Nedstack fuel cell technology BV:

Maritime and Port Authority of Singapore:

Singapore launches new maritime fuel cell research initiative

Temasek Polytechnic:


he Maritime and Port Authority of Singapore (MPA) and Temasek Polytechnic have launched a new joint Maritime Fuel Cell Research Initiative, with up to S$6 million (US$4.7 million) in research funding available over the next three years. The main aim of their memorandum of understanding (MOU) is to seed and encourage projects that will yield improvements and breakthroughs in the use of fuel cell and other technologies applicable to maritime industry. The projects will focus on research, development, testbedding, and eventual commercialization of maritime fuel cell applications. The initiative was formalized through the MOU, which was signed by Mr Lam Yi Young, MPA chief executive, and Mr Boo Kheng Hua, principal and CEO of Temasek Polytechnic. Co-funded by MPA’s Maritime Innovation and Technology (MINT) Fund and Temasek Polytechnic, research grants of up to S$4 million (US$3m) and S$1 million (US$0.8m) will be contributed by MPA and the Polytechnic, respectively, over a three-year period. The partners will also work towards securing industry co-funding of up to S$1 million. The Singapore Fuel Cell Community was established in March 2007 at Temasek Polytechnic to facilitate the adoption, commercialization, and support of fuel cell applications. Two years later the Clean Energy Testbedding Community (CETC) was established at the Polytechnic, to encourage the development and adoption of clean energy technologies and solutions by businesses in the city-state [FCB, March 2009]. The Polytechnic’s Clean Energy Centre has become the focal point for fuel cell technology

Temasek Polytechnic, Clean Energy Centre/Singapore Fuel Cell Community: Clean Energy Testbedding Community:

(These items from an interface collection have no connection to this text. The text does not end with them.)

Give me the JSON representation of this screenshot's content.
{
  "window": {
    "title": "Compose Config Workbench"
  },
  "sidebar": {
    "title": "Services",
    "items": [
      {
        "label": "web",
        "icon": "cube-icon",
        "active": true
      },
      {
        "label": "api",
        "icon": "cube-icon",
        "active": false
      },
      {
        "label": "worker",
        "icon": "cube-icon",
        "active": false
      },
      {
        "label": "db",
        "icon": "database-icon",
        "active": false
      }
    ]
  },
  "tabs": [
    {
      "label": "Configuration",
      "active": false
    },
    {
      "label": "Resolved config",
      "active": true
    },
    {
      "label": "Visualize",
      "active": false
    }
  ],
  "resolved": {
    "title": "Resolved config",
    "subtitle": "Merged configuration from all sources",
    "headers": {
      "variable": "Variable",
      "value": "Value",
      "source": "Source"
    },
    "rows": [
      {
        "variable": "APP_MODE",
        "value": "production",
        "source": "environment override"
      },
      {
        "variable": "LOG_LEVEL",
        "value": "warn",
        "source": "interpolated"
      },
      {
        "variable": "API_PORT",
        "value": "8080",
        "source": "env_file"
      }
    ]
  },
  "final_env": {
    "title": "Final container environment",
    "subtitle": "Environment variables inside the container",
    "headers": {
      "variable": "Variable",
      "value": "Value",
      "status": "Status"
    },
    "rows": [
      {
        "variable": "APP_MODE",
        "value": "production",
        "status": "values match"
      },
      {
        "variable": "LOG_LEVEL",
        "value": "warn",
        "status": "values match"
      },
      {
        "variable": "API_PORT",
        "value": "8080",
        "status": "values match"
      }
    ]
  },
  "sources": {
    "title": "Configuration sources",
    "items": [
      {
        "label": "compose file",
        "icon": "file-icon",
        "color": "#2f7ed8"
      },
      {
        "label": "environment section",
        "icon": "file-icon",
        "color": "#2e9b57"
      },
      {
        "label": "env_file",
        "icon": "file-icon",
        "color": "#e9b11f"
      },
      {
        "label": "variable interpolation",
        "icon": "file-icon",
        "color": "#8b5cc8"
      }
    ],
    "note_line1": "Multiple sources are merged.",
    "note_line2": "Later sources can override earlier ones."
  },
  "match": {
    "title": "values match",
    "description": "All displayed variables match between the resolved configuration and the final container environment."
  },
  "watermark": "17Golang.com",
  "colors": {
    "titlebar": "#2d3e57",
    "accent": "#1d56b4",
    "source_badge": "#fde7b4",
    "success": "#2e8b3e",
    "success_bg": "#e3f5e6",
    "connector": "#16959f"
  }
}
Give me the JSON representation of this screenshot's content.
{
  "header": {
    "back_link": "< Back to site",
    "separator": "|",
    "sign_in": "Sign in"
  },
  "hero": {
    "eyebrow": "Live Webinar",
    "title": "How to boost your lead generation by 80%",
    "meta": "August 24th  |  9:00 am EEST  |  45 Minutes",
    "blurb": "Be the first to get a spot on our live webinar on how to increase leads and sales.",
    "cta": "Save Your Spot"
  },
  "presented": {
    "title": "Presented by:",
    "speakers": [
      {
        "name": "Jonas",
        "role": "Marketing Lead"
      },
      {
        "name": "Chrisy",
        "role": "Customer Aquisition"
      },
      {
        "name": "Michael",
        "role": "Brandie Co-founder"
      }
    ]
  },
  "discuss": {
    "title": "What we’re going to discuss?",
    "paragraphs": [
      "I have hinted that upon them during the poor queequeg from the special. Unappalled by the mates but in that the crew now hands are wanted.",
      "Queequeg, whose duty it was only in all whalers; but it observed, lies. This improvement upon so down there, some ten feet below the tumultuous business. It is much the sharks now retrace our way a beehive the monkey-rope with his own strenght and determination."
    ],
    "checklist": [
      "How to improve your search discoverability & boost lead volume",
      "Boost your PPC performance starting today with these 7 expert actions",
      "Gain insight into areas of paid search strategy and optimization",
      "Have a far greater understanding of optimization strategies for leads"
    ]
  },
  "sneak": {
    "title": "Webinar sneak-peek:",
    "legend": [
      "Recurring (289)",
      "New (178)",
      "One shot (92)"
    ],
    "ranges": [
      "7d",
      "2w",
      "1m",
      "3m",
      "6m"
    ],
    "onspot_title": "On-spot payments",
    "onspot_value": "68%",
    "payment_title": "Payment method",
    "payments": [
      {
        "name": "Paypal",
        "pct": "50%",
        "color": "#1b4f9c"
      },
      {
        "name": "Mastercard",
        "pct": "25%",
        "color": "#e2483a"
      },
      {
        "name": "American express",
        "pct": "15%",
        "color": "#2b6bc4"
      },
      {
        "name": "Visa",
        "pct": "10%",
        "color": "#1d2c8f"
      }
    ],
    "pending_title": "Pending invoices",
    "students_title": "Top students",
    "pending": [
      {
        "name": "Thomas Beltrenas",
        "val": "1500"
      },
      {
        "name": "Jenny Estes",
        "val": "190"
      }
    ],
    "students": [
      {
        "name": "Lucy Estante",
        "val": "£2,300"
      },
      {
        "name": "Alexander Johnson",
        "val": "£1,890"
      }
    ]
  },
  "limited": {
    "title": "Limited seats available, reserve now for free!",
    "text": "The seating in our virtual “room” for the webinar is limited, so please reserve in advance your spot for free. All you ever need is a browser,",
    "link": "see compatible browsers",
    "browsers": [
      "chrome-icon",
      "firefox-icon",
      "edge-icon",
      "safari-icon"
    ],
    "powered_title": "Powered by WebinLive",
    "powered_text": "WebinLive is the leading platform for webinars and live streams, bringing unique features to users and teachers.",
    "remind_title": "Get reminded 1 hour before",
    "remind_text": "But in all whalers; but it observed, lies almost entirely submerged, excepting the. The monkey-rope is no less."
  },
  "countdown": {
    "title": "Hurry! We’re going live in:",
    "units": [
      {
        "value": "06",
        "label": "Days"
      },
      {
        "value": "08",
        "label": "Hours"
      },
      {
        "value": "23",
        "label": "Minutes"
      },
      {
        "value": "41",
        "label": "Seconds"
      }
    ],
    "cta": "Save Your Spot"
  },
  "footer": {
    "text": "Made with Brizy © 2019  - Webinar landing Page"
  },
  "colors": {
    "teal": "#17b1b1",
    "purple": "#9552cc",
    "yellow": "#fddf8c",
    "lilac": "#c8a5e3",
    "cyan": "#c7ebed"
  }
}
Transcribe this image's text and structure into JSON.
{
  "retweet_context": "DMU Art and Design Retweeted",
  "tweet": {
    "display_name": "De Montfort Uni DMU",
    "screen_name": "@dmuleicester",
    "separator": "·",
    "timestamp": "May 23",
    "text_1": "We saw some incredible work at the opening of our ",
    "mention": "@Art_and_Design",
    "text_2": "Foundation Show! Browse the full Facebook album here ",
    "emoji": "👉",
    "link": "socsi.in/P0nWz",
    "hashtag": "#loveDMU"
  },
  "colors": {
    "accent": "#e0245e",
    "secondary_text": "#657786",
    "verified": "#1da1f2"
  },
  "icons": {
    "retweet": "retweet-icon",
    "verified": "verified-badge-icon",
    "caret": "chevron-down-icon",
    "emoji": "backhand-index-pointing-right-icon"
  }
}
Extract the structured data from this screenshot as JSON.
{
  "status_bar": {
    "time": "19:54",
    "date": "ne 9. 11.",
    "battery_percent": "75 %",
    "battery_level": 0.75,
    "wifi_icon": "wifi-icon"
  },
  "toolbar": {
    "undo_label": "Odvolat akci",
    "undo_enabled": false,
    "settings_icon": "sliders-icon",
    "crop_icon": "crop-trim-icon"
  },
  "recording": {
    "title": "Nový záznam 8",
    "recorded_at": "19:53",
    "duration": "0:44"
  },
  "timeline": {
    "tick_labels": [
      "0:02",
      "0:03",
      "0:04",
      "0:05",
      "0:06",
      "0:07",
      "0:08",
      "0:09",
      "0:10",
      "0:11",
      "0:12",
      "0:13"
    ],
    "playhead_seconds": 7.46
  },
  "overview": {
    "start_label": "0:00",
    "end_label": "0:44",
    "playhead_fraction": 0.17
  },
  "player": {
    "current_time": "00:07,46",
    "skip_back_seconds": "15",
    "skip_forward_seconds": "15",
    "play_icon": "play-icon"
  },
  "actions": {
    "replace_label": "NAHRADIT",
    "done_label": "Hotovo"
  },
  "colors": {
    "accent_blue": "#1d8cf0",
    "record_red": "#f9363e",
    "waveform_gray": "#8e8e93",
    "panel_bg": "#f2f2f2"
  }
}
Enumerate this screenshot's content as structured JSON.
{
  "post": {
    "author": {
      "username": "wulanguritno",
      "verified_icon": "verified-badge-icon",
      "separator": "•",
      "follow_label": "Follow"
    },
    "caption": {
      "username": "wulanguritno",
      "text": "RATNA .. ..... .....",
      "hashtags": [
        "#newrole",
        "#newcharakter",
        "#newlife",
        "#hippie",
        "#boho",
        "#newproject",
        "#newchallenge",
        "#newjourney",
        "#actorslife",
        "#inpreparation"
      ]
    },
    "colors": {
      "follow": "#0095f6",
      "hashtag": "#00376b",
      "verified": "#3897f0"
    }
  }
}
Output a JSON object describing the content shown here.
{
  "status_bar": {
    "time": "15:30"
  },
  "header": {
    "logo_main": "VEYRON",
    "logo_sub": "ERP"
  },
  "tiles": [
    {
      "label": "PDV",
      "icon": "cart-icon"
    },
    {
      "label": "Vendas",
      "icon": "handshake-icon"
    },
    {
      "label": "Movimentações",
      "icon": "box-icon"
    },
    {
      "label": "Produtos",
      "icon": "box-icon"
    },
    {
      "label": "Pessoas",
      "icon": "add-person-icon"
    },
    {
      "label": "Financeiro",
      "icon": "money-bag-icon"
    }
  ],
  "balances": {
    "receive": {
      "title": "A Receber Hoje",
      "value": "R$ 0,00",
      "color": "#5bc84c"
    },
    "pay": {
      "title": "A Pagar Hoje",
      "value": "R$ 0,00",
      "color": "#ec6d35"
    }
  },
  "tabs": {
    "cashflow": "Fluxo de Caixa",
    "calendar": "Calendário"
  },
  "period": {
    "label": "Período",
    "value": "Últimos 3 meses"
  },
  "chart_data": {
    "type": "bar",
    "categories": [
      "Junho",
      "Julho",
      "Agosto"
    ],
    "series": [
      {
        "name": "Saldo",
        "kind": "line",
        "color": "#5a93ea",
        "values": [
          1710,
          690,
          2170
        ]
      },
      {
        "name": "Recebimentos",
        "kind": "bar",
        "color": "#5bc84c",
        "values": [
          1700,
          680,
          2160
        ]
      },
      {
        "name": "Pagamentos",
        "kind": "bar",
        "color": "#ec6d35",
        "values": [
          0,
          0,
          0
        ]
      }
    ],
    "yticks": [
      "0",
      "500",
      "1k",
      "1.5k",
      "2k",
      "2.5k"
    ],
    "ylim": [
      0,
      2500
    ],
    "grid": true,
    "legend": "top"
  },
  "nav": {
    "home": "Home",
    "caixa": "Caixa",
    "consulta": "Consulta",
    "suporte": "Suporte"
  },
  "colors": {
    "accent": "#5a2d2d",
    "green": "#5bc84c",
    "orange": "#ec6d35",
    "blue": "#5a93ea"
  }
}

E.ON UK orders three BlueGen units as CHP development continues Australian-based Ceramic Fuel Cells Ltd has sold three BlueGen™ solid oxide fuel cell generators to one of the UK’s leading energy companies, E.ON. Ceramic Fuel Cells is also making progress towards having BlueGen certified under the UK’s Microgeneration Certification Scheme, in order to access the government’s feed-in tariff. One BlueGen system will be installed shortly at the E.ON training centre in Tipton, West Midlands where E.ON’s Property Services department trains its staff in the installation and maintenance of gas and electrical appliances. The other two BlueGen units will be installed at demonstration sites. CFCL says that each BlueGen unit can produce three times the electricity needed to power an average UK home. The UK government’s feed-in tariff pays 10 pence for every kWh of electricity generated by small-scale cogeneration products, plus an additional 3 pence for every kWh of electricity sold back to the local power grid. BlueGen also produces enough heat to satisfy the average UK home’s daily needs for hot water. In parallel with installing the BlueGen units, CFCL and E.ON continue to develop fully integrated CHP products for the UK market.

January 2011